Featuring the best of both national and international independent musical acts, Sideways is a beloved festival that attracts counterculturalists from around Northern Europe and beyond. Nearly 80 bands perform over the weekend, and alongside them, several “sideshows” are scheduled including karaoke, drag shows, and arcade games.
Billed as a “boutique festival,” Sideways promises compelling, often experimental acts, without the long queues and huge crowds of many commercial music festivals. They aim to create a 100% equal festival, so in addition to creating a comfortable space, they pay special attention to accessibility, diversity, and inclusion.
When: April 30th
Where: Northern Europe, especially Sweden and Germany
Commemorating the canonization of St. Walpurga, Walpurgis Night is marked by an outdoor celebration filled with dancing and bonfires. The party starts in the evening and continues into the next day, and legend has it that it helps to ward off evil spirits and witches.
It is celebrated all over Europe, especially in the north. One of the largest celebrations is in Stockholm, where the largest Scandinavian Valborgsmassoafton (Walpurgis Night in Swedish) celebration is hosted at the Skansen Open Air Museum. In Berlin, Walpurgisnacht (Walpurgis Night in German) was for many years marked by a series of accompanying protests, though those have receded recently.

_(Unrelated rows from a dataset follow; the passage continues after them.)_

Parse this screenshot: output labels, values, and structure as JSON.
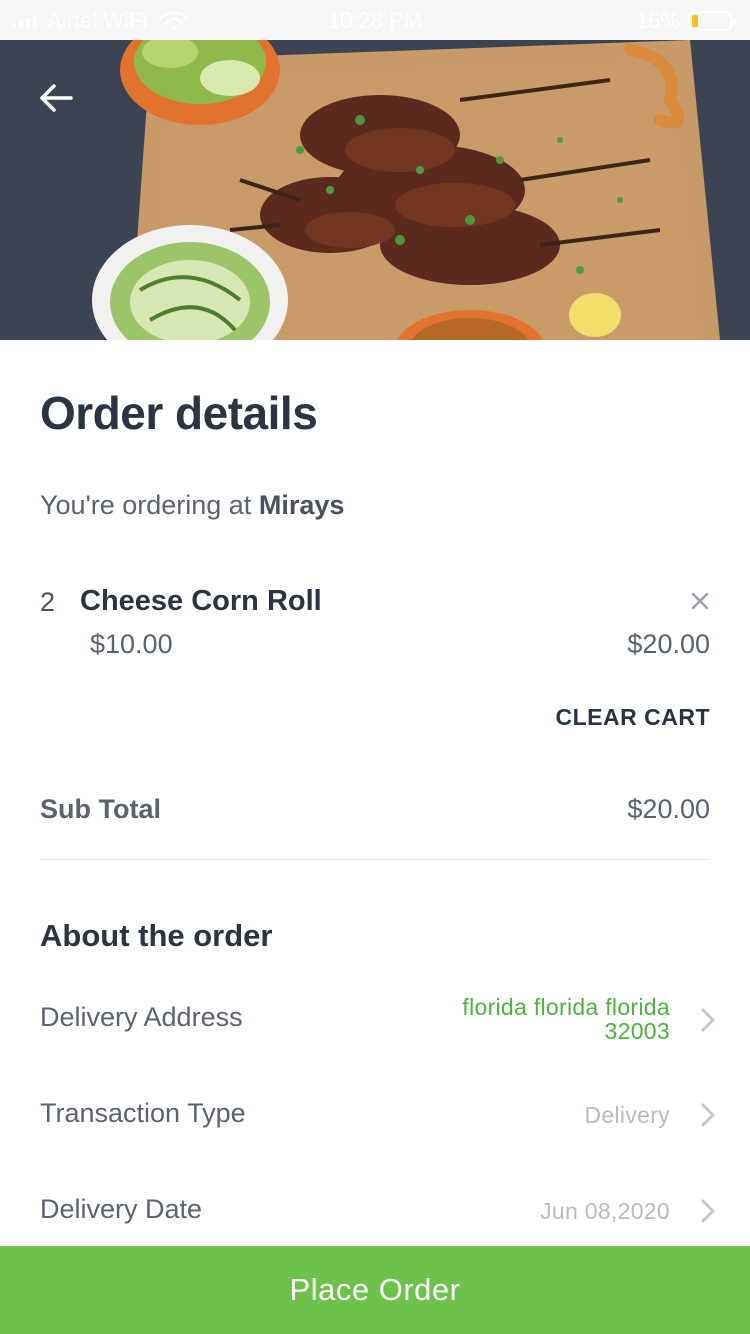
{
  "status_bar": {
    "carrier": "Airtel WiFi",
    "time": "10:28 PM",
    "battery_text": "16%",
    "battery_level": 0.16,
    "battery_color": "#f5c518"
  },
  "hero": {
    "back_icon": "arrow-left-icon"
  },
  "page": {
    "title": "Order details",
    "ordering_prefix": "You're ordering at",
    "restaurant": "Mirays"
  },
  "cart": {
    "items": [
      {
        "quantity": "2",
        "name": "Cheese Corn Roll",
        "unit_price": "$10.00",
        "total": "$20.00",
        "remove_icon": "close-icon"
      }
    ],
    "clear_label": "CLEAR CART",
    "subtotal_label": "Sub Total",
    "subtotal_value": "$20.00"
  },
  "about": {
    "title": "About the order",
    "rows": [
      {
        "label": "Delivery Address",
        "value_line1": "florida florida florida",
        "value_line2": "32003",
        "value_color": "#4db33d",
        "icon": "chevron-right-icon"
      },
      {
        "label": "Transaction Type",
        "value": "Delivery",
        "icon": "chevron-right-icon"
      },
      {
        "label": "Delivery Date",
        "value": "Jun 08,2020",
        "icon": "chevron-right-icon"
      }
    ]
  },
  "footer": {
    "place_order_label": "Place Order",
    "button_color": "#6cc24a"
  }
}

When: April 4th – 9th
Where: Mayrhofen, Austria
Though it’s held in the spring, you’ll want to bring your winter gear to Snowbombing, an Alpine festival that combines electronic and indie music with skiing and snowboarding. It has grown larger every year since its inception in 2000, and now has hundreds of acts that perform almost continuously on six different stages for nearly a week. Included in these is the famed Forest Stage, literally set in a clearing surrounded by towering pine trees.
Because it’s held in a ski resort town, it’s easy to book your festival ticket, lift passes, and accommodation in one. They have several different inclusive options for all different budgets, with rooms ranging from simple, rustic lodging to ultra-luxurious suites and apartments.
National St. Patrick’s Festival
When: March 16th – 20th
Where: Dublin, Ireland
Though St. Patrick’s Day is celebrated to different degrees all over the world, no celebration may be more renowned than in Ireland’s capital. Since the nations’ government took the helm of choreographing celebrations in 1995, it has grown into a multi-venue, major event spanning several days. Celebrations now include live music, comedy, theater, and dance performances, as well as plenty of food and activities for kids.
The highlight of the festivities is the annual St. Patrick’s Day Parade, which begins at Parnell Square and ends at the Kevin Street Junction. Expect to see marching bands, elaborate floats, and hundreds of folks in various costumes, especially those colored green.